* Brussels has challenged German road toll plans
* Says they discriminate unfairly against foreign drivers
* Case could eventually land in court
By Julia Fioretti
BRUSSELS, Feb 16 (Reuters) - Brussels could escalate a legal challenge to Berlin’s planned road toll in April, an EU source said on Tuesday, as the two sides remain at loggerheads over the German transport minister’s pet project.
The executive European Commission launched its challenge, known as an infringement proceeding, against Germany last June.
It argues that Germany’s plans to charge foreign drivers up to 130 euros ($145) a year to use its Autobahn motorways but give German drivers a corresponding reduction in automobile taxes contravene EU rules for equal treatment.
The Commission may issue an opinion in April in which it would lay out reasons it believes the toll breaches European Union law, an EU source said.
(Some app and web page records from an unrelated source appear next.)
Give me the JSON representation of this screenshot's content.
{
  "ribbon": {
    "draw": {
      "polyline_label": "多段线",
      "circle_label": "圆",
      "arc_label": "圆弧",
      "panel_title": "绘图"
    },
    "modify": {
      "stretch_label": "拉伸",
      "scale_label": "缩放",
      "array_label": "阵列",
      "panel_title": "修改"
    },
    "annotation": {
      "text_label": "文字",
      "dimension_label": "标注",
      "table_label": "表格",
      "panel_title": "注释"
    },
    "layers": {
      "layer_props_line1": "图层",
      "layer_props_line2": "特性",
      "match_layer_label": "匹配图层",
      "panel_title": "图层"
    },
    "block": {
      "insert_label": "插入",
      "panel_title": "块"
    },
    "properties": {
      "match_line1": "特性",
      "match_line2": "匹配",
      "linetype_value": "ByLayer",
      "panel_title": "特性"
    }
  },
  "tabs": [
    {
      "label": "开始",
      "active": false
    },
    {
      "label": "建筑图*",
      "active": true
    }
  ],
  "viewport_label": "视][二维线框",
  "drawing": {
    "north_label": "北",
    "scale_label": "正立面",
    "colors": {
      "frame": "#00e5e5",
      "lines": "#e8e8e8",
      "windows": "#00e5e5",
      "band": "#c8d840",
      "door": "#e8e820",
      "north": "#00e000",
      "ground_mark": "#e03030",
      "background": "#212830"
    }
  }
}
The step after that would be a referral to the European Court of Justice though the person said there has been no final decision and things could still change.
German Transport Minister Alexander Dobrindt has repeatedly rejected assertions that the toll is discriminatory and said it would generate some 500 million euros for the state each year, to be invested in transport infrastructure.
Initially meant to be introduced in 2016, the toll is on hold until Germany and the EU find an agreement.
European Commission spokesman Jakub Adamowicz said it had requested further information from Germany in December and was assessing what Berlin had provided before deciding on the next steps, which might be a reasoned opinion.
Dobrindt and his Bavarian Christian Social Union (CSU) party have long wanted foreign motorists to pay tolls on motorways because they say it is unfair that foreigners travel for free in Germany while Germans have to pay tolls in neighbouring countries such as Austria, Switzerland and France.
While the toll is a pet project of the CSU, Merkel’s bigger Christian Democrat (CDU) sister party and the co-governing centre-left Social Democrats (SPD) were long sceptical.
They finally agreed to the measure provided it conformed with EU rules.
$1 = 0.8984 euros Reporting by Julia Fioretti; editing by John Stonestreet